__WORK REQUEST__: Although the entries contain pictures, only their text goes into the copy, set down exactly.

__DATA EXCERPTS__:
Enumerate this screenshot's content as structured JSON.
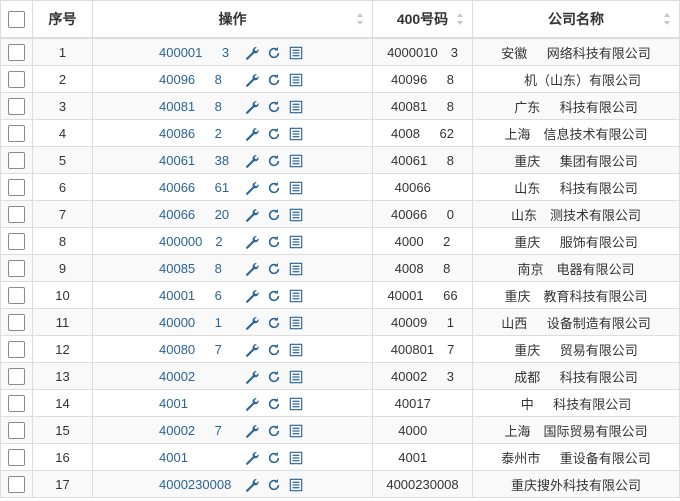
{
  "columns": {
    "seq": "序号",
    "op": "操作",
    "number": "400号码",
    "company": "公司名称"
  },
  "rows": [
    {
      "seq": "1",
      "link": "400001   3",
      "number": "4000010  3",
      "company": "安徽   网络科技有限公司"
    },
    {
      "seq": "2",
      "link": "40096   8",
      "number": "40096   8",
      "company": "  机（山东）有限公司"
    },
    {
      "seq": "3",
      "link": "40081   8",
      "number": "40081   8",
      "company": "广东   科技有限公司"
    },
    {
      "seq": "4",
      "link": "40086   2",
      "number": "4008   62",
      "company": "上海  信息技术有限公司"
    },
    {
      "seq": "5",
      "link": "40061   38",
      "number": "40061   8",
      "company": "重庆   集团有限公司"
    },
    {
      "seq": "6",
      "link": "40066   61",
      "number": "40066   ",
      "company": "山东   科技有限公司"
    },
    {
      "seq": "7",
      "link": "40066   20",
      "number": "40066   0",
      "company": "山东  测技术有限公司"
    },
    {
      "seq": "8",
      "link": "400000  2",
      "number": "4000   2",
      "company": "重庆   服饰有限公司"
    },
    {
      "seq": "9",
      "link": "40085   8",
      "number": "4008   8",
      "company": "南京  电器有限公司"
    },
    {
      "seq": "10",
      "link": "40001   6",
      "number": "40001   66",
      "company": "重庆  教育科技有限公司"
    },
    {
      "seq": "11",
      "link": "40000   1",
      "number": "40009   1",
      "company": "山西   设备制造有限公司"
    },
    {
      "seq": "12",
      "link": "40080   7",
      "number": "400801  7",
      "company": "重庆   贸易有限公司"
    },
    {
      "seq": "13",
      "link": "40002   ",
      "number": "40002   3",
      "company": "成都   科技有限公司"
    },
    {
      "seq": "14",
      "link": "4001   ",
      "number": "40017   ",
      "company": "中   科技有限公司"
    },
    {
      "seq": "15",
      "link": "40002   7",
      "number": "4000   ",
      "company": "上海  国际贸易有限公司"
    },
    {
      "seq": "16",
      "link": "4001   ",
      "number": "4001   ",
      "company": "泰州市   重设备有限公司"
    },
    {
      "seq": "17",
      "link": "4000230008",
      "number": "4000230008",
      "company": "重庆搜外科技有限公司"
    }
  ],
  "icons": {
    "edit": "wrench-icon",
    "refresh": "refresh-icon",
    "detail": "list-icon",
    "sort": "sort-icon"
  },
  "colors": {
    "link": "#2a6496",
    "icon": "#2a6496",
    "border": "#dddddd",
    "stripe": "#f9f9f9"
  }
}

__ANSWER TO THIS TASK__:
Enumerate this screenshot's content as structured JSON.
{
  "columns": {
    "seq": "序号",
    "op": "操作",
    "number": "400号码",
    "company": "公司名称"
  },
  "rows": [
    {
      "seq": "1",
      "link": "400001   3",
      "number": "4000010  3",
      "company": "安徽   网络科技有限公司"
    },
    {
      "seq": "2",
      "link": "40096   8",
      "number": "40096   8",
      "company": "  机（山东）有限公司"
    },
    {
      "seq": "3",
      "link": "40081   8",
      "number": "40081   8",
      "company": "广东   科技有限公司"
    },
    {
      "seq": "4",
      "link": "40086   2",
      "number": "4008   62",
      "company": "上海  信息技术有限公司"
    },
    {
      "seq": "5",
      "link": "40061   38",
      "number": "40061   8",
      "company": "重庆   集团有限公司"
    },
    {
      "seq": "6",
      "link": "40066   61",
      "number": "40066   ",
      "company": "山东   科技有限公司"
    },
    {
      "seq": "7",
      "link": "40066   20",
      "number": "40066   0",
      "company": "山东  测技术有限公司"
    },
    {
      "seq": "8",
      "link": "400000  2",
      "number": "4000   2",
      "company": "重庆   服饰有限公司"
    },
    {
      "seq": "9",
      "link": "40085   8",
      "number": "4008   8",
      "company": "南京  电器有限公司"
    },
    {
      "seq": "10",
      "link": "40001   6",
      "number": "40001   66",
      "company": "重庆  教育科技有限公司"
    },
    {
      "seq": "11",
      "link": "40000   1",
      "number": "40009   1",
      "company": "山西   设备制造有限公司"
    },
    {
      "seq": "12",
      "link": "40080   7",
      "number": "400801  7",
      "company": "重庆   贸易有限公司"
    },
    {
      "seq": "13",
      "link": "40002   ",
      "number": "40002   3",
      "company": "成都   科技有限公司"
    },
    {
      "seq": "14",
      "link": "4001   ",
      "number": "40017   ",
      "company": "中   科技有限公司"
    },
    {
      "seq": "15",
      "link": "40002   7",
      "number": "4000   ",
      "company": "上海  国际贸易有限公司"
    },
    {
      "seq": "16",
      "link": "4001   ",
      "number": "4001   ",
      "company": "泰州市   重设备有限公司"
    },
    {
      "seq": "17",
      "link": "4000230008",
      "number": "4000230008",
      "company": "重庆搜外科技有限公司"
    }
  ],
  "icons": {
    "edit": "wrench-icon",
    "refresh": "refresh-icon",
    "detail": "list-icon",
    "sort": "sort-icon"
  },
  "colors": {
    "link": "#2a6496",
    "icon": "#2a6496",
    "border": "#dddddd",
    "stripe": "#f9f9f9"
  }
}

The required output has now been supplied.